Zuckerman's New York office is now set to compete with Fried, Frank, Harris, Shriver & Jacobson; Shearman & Sterling; and Kasowitz, Benson, Torres & Friedman, and others for complex, high-end litigation and investigation matters, Cohen said.
The 90-lawyer firm was founded in 1975 in Washington, D.C. Recently, D.C.-based partner William Taylor represented the former International Monetary Fund chief Dominique Strauss-Kahn in criminal and civil actions after a hotel maid accused Strauss-Kahn of sexual assault. The Manhattan District Attorney's Office eventually dropped the criminal charges. Strauss-Kahn and the maid, Nafissatou Diallo, reportedly reached a settlement in the civil case.
Hormozi, who joined Kirkland in September 2011, served as the special deputy chief of staff for litigation to Attorney General Andrew Cuomo, where she worked with Cohen. After leaving the attorney general's office, she took over as chair of the former state Commission on Public Integrity.
She also spent six years as an assistant U.S. attorney in the Eastern District, working primarily on organized crime and racketeering cases. She prosecuted the so-called "Mafia Cops" matter, a racketeering case involving two corrupt former police detectives. She argued and won the case before the U.S. Court of Appeals for the Second Circuit.

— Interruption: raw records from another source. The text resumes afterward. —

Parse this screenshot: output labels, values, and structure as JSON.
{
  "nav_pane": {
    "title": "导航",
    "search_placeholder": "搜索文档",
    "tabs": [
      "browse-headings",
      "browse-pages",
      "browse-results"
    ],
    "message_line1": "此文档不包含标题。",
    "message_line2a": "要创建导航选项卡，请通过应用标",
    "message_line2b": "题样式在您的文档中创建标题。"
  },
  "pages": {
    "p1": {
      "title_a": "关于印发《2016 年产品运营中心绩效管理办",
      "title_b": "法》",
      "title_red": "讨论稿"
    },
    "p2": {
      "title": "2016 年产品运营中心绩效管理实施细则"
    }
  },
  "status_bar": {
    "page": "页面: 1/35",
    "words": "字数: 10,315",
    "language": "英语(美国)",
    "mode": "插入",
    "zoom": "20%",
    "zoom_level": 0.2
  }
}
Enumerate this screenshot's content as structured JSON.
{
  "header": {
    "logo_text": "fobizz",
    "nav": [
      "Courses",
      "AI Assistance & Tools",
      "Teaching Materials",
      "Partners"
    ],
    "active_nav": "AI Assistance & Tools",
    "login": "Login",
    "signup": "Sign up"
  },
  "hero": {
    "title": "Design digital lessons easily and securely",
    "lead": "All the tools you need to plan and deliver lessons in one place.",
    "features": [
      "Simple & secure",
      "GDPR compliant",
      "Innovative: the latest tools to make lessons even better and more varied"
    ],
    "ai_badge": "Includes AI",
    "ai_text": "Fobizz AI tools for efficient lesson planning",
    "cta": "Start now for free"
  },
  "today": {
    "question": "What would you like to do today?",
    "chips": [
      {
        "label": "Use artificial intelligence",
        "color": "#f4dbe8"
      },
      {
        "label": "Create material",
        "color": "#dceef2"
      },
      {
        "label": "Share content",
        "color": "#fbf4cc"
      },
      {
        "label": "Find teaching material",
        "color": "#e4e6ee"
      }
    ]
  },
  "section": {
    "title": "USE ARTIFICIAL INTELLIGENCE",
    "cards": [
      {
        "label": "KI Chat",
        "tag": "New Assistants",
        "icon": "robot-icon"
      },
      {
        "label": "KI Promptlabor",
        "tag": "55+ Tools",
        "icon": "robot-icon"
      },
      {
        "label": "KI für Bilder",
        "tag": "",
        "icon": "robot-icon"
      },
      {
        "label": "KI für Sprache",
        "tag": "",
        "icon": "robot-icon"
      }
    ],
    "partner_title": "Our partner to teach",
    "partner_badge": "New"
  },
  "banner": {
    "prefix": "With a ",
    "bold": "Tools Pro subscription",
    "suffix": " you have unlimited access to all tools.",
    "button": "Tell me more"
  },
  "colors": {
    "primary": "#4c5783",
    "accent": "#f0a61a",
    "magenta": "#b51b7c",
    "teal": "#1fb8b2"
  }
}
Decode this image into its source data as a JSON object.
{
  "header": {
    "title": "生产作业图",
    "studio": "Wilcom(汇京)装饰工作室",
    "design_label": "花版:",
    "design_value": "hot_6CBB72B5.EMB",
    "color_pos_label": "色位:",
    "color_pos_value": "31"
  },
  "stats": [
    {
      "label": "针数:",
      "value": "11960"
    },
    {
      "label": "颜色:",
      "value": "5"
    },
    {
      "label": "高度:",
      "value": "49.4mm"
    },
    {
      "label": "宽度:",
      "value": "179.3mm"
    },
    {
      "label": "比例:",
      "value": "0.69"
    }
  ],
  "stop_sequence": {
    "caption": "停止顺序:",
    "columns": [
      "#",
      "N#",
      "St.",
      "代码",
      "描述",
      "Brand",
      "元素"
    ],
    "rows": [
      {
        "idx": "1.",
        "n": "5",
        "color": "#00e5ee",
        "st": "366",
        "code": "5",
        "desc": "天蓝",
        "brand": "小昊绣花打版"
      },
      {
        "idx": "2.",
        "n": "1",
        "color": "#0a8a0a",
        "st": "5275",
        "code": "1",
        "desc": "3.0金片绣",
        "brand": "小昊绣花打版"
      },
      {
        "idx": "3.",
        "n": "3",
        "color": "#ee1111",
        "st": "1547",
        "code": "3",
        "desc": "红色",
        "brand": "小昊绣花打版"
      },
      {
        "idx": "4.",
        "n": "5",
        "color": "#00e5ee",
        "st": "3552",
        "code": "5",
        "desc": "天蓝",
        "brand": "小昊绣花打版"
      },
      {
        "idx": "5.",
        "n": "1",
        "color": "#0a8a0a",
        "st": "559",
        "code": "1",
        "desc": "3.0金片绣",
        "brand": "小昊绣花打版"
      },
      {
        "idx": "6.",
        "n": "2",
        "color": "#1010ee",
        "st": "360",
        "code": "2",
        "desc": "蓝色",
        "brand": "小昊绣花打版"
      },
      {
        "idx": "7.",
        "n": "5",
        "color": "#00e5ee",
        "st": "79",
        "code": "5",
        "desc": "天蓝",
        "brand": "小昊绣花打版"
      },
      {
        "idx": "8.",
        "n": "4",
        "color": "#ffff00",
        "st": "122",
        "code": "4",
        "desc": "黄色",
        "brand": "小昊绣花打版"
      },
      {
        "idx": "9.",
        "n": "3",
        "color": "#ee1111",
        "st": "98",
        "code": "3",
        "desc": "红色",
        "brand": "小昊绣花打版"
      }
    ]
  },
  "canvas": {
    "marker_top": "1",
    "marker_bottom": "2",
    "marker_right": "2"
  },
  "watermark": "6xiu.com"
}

Hormozi said she was very happy at Kirkland, but once Jones joined the firm, Hormozi said, "It was like, 'Hmm, I can't say no. I'm going to miss my chance.'"
The work at Zuckerman is "right up my alley," she said. "It's people I adore and I think they're brilliant."
Hormozi said she will bring some work with her to Zuckerman, including the special master position in a New York City firefighter discrimination case where she helps oversee damages for victims, United States v. City of New York, 07-2067. Three others are also appointed special master, including Cohen.
Cohen said he looks for colleagues who would best fit the firm's culture, not necessarily someone who brings a ready book of business, like Jones, who will focus on monitorships and internal investigations and compliance work.
"It doesn't matter whether she comes to you with business or not, she's going to develop business," Cohen said. "If you're doing an internal investigation, where the credibility of the investigator is ultimately going to be crucial to the regulatory or prosecutorial agency, who could be better than Barbara Jones?"
"Somebody can come to you with $10 million worth of business and if the fit isn't right and they join you, that $10 million worth of business is going to slip away from you, or they may not be happy, it may not work, after two years they may leave," Cohen said. "But if you have the right person, and it's the right fit, and you support them in the right way, it will work out, the business will come."